Hilpinen, R. (1992). On Artifacts and Works of Art. Theoria, 58(1), 58–82.

Hilpinen, R. (2011). Artifact. In E. Zalta (Ed.), The Stanford Encyclopedia of Philosophy. Retrieved from:

Kijania-Placek, K. (2018). Can Minimalism About Truth Embrace Polysemy? Synthese, 195, 955–985.

Kijania-Placek, K. (2021). Names of Places. Semiotica, 2021(240), 187–210.

Kijania-Placek, K., Banaś, P. (2021). Deferred Reference of Proper Names. Journal of Semantics, 38(2). 195–219.

Ludwig, K. (2017). From Plural to Institutional Agency: Collective Action II. Oxford: Oxford University Press.

Marmor, A. (2014). The Language of Law. Oxford: Oxford University Press.

Miller, S. (2019). Social Institutions. In E. N. Zalta (Ed.), The Stanford Encyclopedia of Philosophy. Retrieved from:

Nunberg, G. (1979). The Non–Uniqueness of Semantic Solutions: Polysemy. Linguistics and Philosophy, 3(2). 143–184.

Nunberg, G. (1993). Indexicality and Deixis. Linguistics and Philosophy, 16(1). 1–43.

Nunberg, G. (1995). Transfers of Meaning. Journal of Semantics, 12(2). 109–132.

Ortega-Andrés, M., Vicente, A. (2019). Polysemy and Co-predication. Glossa: A Journal of General Linguistics, 4(1). doi:10.5334/gjgl.564

Pustejovsky, J. (1995). The Generative Lexicon. Cambridge, MA: MIT Press.

Pustejovsky, J. (1998). The Semantics of Lexical Underspecification. Folia Linguistica, 32(3–4), 323–347.

Pustejovsky, J. (2005). A Survey of Dot Objects. Retrieved from:

Searle, J. R. (1995). The Construction of Social Reality. New York: The Free Press.

Searle, J. R. (2010). Making the Social World: The Structure of Human Civilization. New York: Oxford University Press.

Soames, S. (2002). Beyond Rigidity: The Unfinished Semantic Agenda of Naming and Necessity. New York: Oxford University Press.

The International Court of Justice. (n.d.). Retrieved from:

The Court. (n.d.). Retrieved from:

Thomasson, A. L. (2003). Realism and Human Kinds. Philosophy and Phenomenological Research, 67(3), 580–609.

Thomasson, A. L. (2007). Artifacts and Human Concepts. In E. Margolis, S. Laurence (Eds.), Creations of the Mind: Theories of Artifacts and Their Representation (pp. 52–73). New York: Oxford University Press.

Thomasson, A. L. (2009a). Artifacts in Metaphysics.
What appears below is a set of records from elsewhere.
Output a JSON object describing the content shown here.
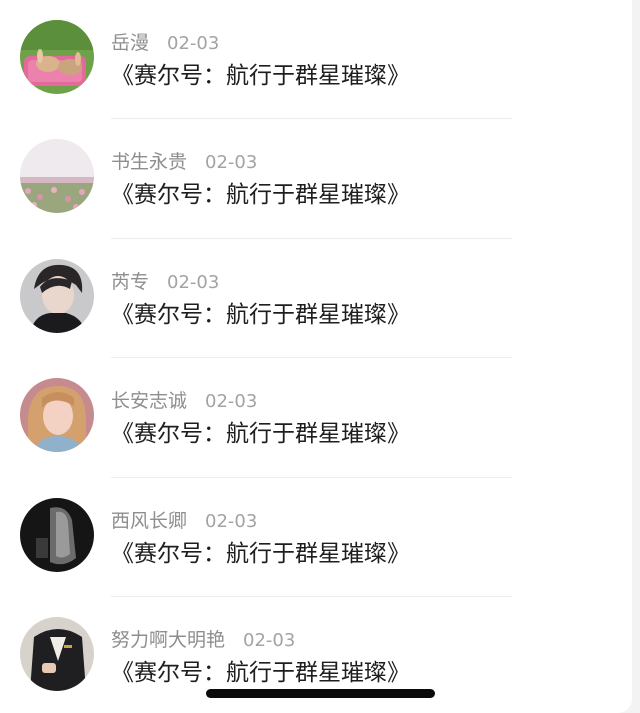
{
  "messages": [
    {
      "name": "岳漫",
      "date": "02-03",
      "text": "《赛尔号：航行于群星璀璨》"
    },
    {
      "name": "书生永贵",
      "date": "02-03",
      "text": "《赛尔号：航行于群星璀璨》"
    },
    {
      "name": "芮专",
      "date": "02-03",
      "text": "《赛尔号：航行于群星璀璨》"
    },
    {
      "name": "长安志诚",
      "date": "02-03",
      "text": "《赛尔号：航行于群星璀璨》"
    },
    {
      "name": "西风长卿",
      "date": "02-03",
      "text": "《赛尔号：航行于群星璀璨》"
    },
    {
      "name": "努力啊大明艳",
      "date": "02-03",
      "text": "《赛尔号：航行于群星璀璨》"
    }
  ],
  "colors": {
    "name_text": "#8e8e8e",
    "date_text": "#a3a3a3",
    "message_text": "#1e1e1e",
    "card_background": "#ffffff",
    "page_background": "#f3f3f3",
    "home_indicator": "#0b0b0b"
  }
}
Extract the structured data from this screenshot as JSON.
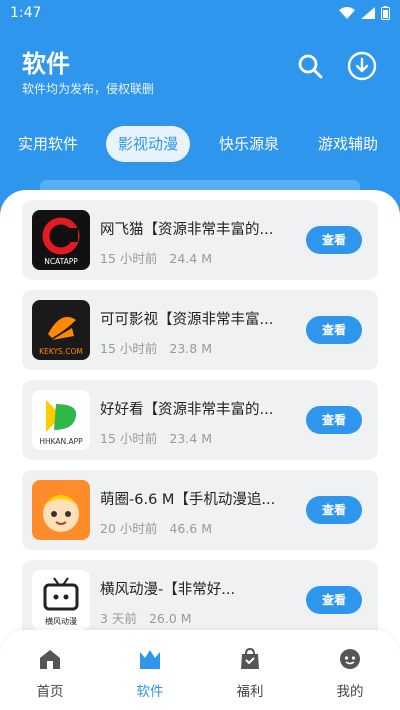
{
  "status": {
    "time": "1:47"
  },
  "header": {
    "title": "软件",
    "subtitle": "软件均为发布，侵权联删"
  },
  "tabs": [
    {
      "label": "实用软件",
      "active": false
    },
    {
      "label": "影视动漫",
      "active": true
    },
    {
      "label": "快乐源泉",
      "active": false
    },
    {
      "label": "游戏辅助",
      "active": false
    }
  ],
  "apps": [
    {
      "title": "网飞猫【资源非常丰富的...",
      "time": "15 小时前",
      "size": "24.4 M",
      "button": "查看",
      "icon_text": "NCATAPP",
      "accent": "#e31b23"
    },
    {
      "title": "可可影视【资源非常丰富...",
      "time": "15 小时前",
      "size": "23.8 M",
      "button": "查看",
      "icon_text": "KEKYS.COM",
      "accent": "#ff8a00"
    },
    {
      "title": "好好看【资源非常丰富的...",
      "time": "15 小时前",
      "size": "23.4 M",
      "button": "查看",
      "icon_text": "HHKAN.APP",
      "accent": "#ffb400"
    },
    {
      "title": "萌圈-6.6 M【手机动漫追...",
      "time": "20 小时前",
      "size": "46.6 M",
      "button": "查看",
      "icon_text": "",
      "accent": "#ff8c2a"
    },
    {
      "title": "横风动漫-【非常好...",
      "time": "3 天前",
      "size": "26.0 M",
      "button": "查看",
      "icon_text": "横风动漫",
      "accent": "#222222"
    }
  ],
  "nav": [
    {
      "label": "首页",
      "icon": "home-icon",
      "active": false
    },
    {
      "label": "软件",
      "icon": "software-icon",
      "active": true
    },
    {
      "label": "福利",
      "icon": "gift-icon",
      "active": false
    },
    {
      "label": "我的",
      "icon": "profile-icon",
      "active": false
    }
  ],
  "colors": {
    "accent": "#2f96ee",
    "background": "#f1f3f6"
  }
}
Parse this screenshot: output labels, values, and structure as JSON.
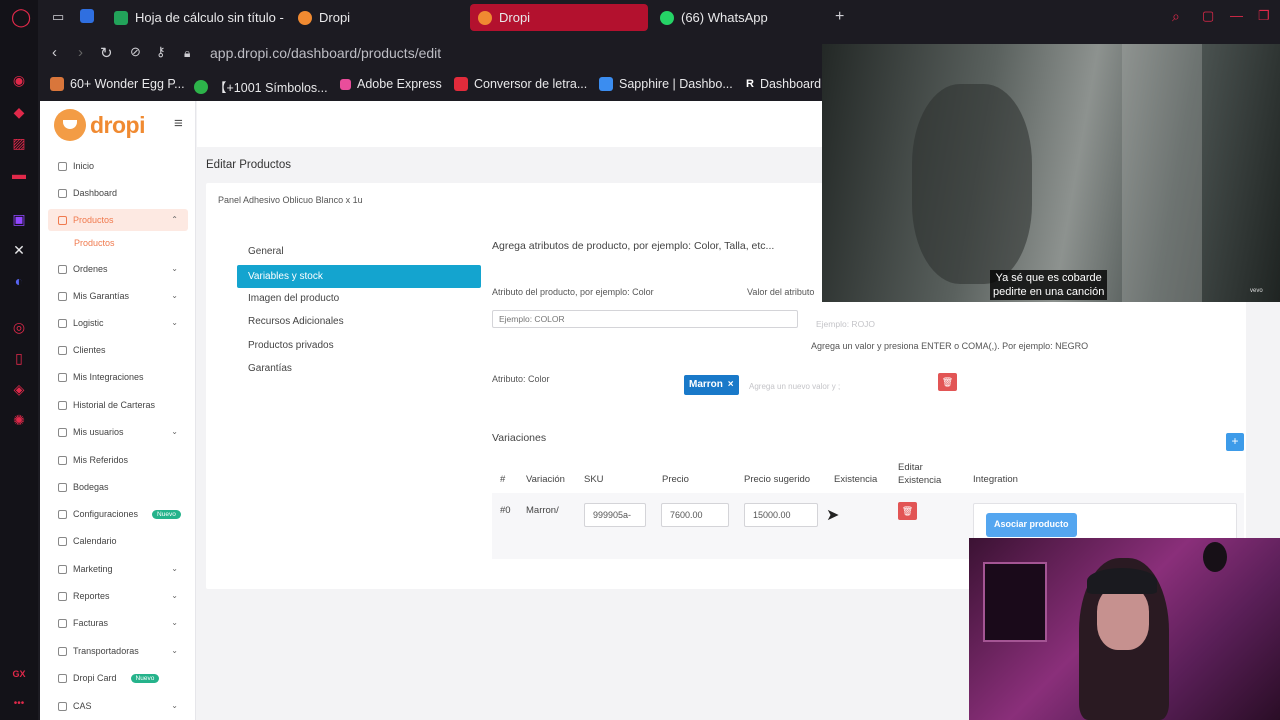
{
  "browser": {
    "tabs": [
      {
        "label": "Hoja de cálculo sin título -",
        "favicon_color": "#22a35a"
      },
      {
        "label": "Dropi",
        "favicon_color": "#f08a31"
      },
      {
        "label": "Dropi",
        "favicon_color": "#f08a31",
        "active": true
      },
      {
        "label": "(66) WhatsApp",
        "favicon_color": "#25d366"
      }
    ],
    "new_tab_icon": "+",
    "url": "app.dropi.co/dashboard/products/edit",
    "bookmarks": [
      {
        "label": "60+ Wonder Egg P...",
        "icon_color": "#d9763b"
      },
      {
        "label": "【+1001 Símbolos...",
        "icon_color": "#2db34a"
      },
      {
        "label": "Adobe Express",
        "icon_color": "#e94d9b"
      },
      {
        "label": "Conversor de letra...",
        "icon_color": "#e22b3b"
      },
      {
        "label": "Sapphire | Dashbo...",
        "icon_color": "#3b8df0"
      },
      {
        "label": "Dashboard",
        "icon_color": "#ffffff"
      }
    ],
    "rail_footer": "GX"
  },
  "app": {
    "logo_text": "dropi",
    "sidebar": {
      "items": [
        {
          "label": "Inicio",
          "chevron": false
        },
        {
          "label": "Dashboard",
          "chevron": false
        },
        {
          "label": "Productos",
          "chevron": true,
          "active": true
        },
        {
          "label": "Ordenes",
          "chevron": true
        },
        {
          "label": "Mis Garantías",
          "chevron": true
        },
        {
          "label": "Logistic",
          "chevron": true
        },
        {
          "label": "Clientes",
          "chevron": false
        },
        {
          "label": "Mis Integraciones",
          "chevron": false
        },
        {
          "label": "Historial de Carteras",
          "chevron": false
        },
        {
          "label": "Mis usuarios",
          "chevron": true
        },
        {
          "label": "Mis Referidos",
          "chevron": false
        },
        {
          "label": "Bodegas",
          "chevron": false
        },
        {
          "label": "Configuraciones",
          "badge": "Nuevo"
        },
        {
          "label": "Calendario",
          "chevron": false
        },
        {
          "label": "Marketing",
          "chevron": true
        },
        {
          "label": "Reportes",
          "chevron": true
        },
        {
          "label": "Facturas",
          "chevron": true
        },
        {
          "label": "Transportadoras",
          "chevron": true
        },
        {
          "label": "Dropi Card",
          "badge": "Nuevo"
        },
        {
          "label": "CAS",
          "chevron": true
        }
      ],
      "sub_item": "Productos"
    },
    "page_title": "Editar Productos",
    "product_name": "Panel Adhesivo Oblicuo Blanco x 1u",
    "left_menu": [
      "General",
      "Variables y stock",
      "Imagen del producto",
      "Recursos Adicionales",
      "Productos privados",
      "Garantías"
    ],
    "attributes": {
      "hint": "Agrega atributos de producto, por ejemplo: Color, Talla, etc...",
      "attr_label": "Atributo del producto, por ejemplo: Color",
      "attr_placeholder": "Ejemplo: COLOR",
      "value_label": "Valor del atributo",
      "value_placeholder": "Ejemplo: ROJO",
      "value_hint": "Agrega un valor y presiona ENTER o COMA(,). Por ejemplo: NEGRO",
      "current_attribute": "Atributo: Color",
      "chip": "Marron",
      "chip_remove": "×",
      "new_value_placeholder": "Agrega un nuevo valor y ;"
    },
    "variations": {
      "title": "Variaciones",
      "add_icon": "+",
      "headers": [
        "#",
        "Variación",
        "SKU",
        "Precio",
        "Precio sugerido",
        "Existencia",
        "Editar Existencia",
        "Integration"
      ],
      "row": {
        "index": "#0",
        "variation": "Marron/",
        "sku": "999905a-",
        "price": "7600.00",
        "suggested_price": "15000.00",
        "associate_button": "Asociar producto"
      }
    }
  },
  "overlay": {
    "subtitle_line1": "Ya sé que es cobarde",
    "subtitle_line2": "pedirte en una canción",
    "video_watermark": "vevo"
  }
}
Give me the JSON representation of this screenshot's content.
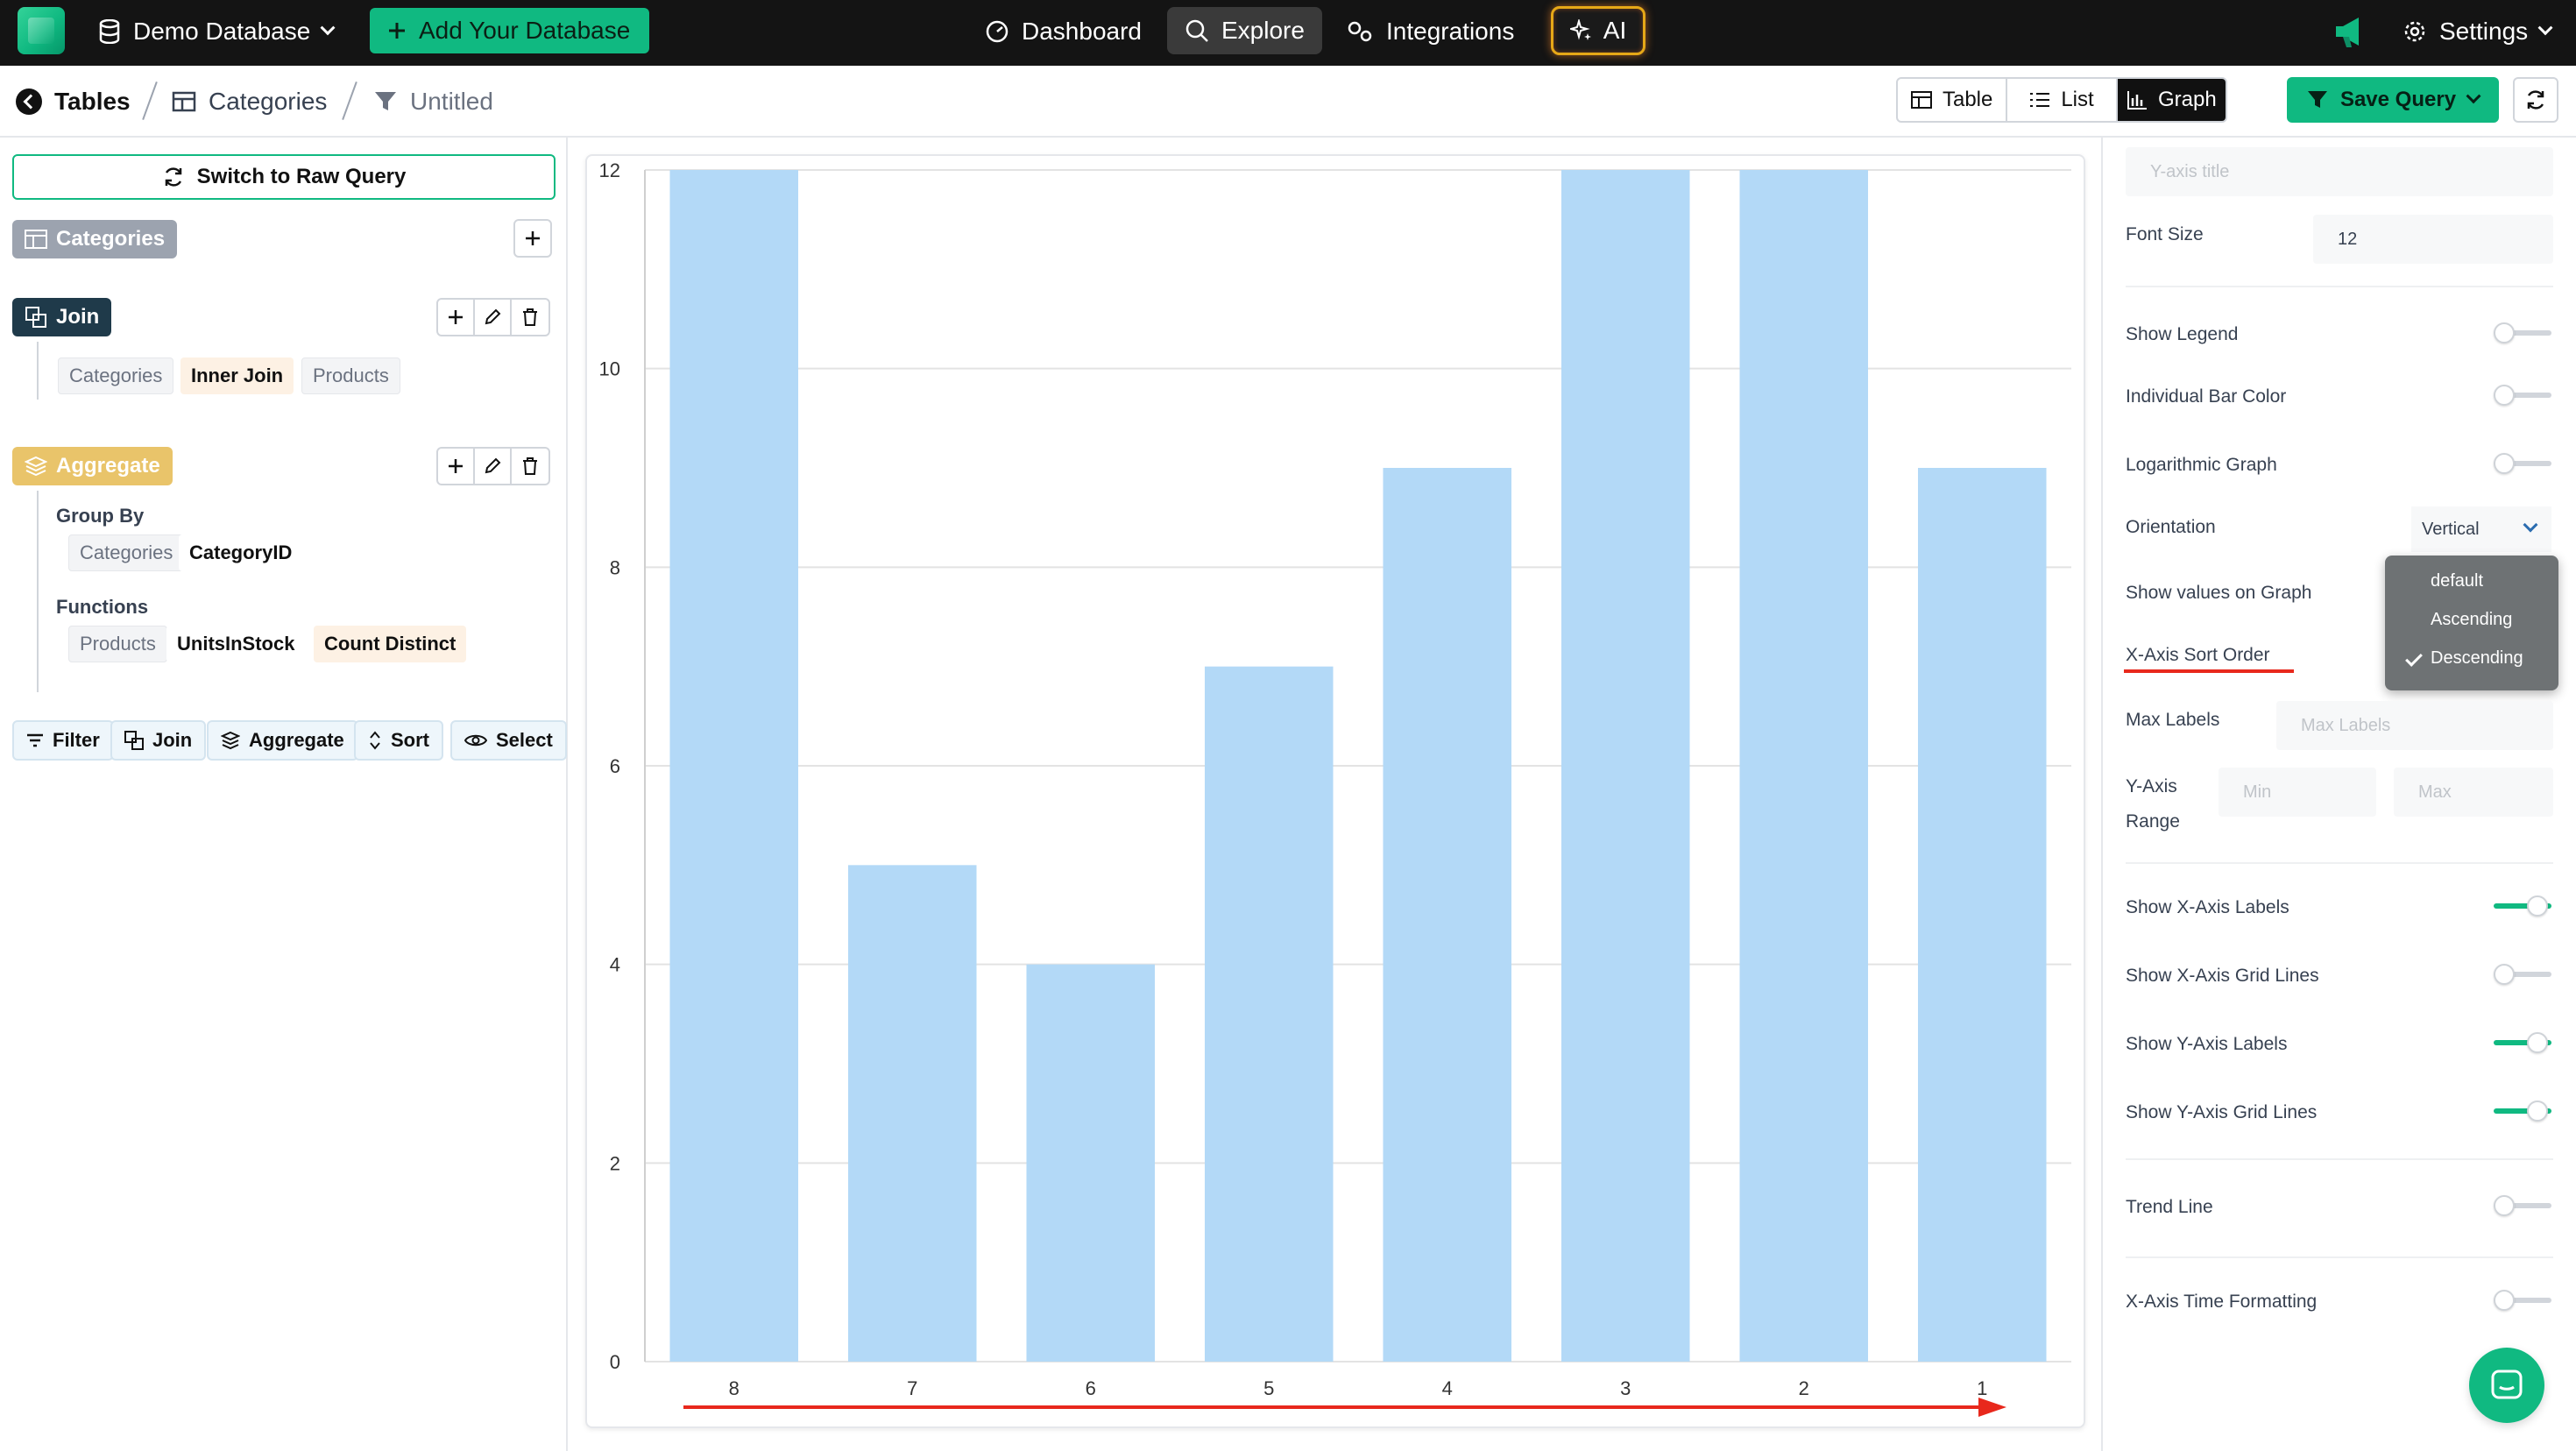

In A. W. M. Meijers (Ed.), Philosophy of Technology and Engineering Sciences (pp. 191–212). Amster¬dam: Elsevier.

Thomasson, A. L. (2009b). Social Entities. In R. Le Poidevin, P. Simons, A. McGonigal, R. P. Cameron (Eds.), Routledge Companion to Metaphysics (pp. 545–554). London: Routledge.

Thomasson, A. L. (2014). Public Artifacts, Intentions, and Norms. In M. Franssen, P. Kroes, T. Reydon, P. E. Vermaas (Eds.), Artefact Kinds: Ontology and the Human-Made World (pp. 45–62). Heidelberg: Springer.

Tichý, P. (1988). The Foundations of Frege’s Logic. Berlin, New York: De Gruyter.

University of Padua. (n.d.). Retrieved from:

Weinberger, O. (1991). Law, Institution and Legal Politics: Fundamental Problems of Legal Theory and Social Philosophy. Dordrecht: Kluwer.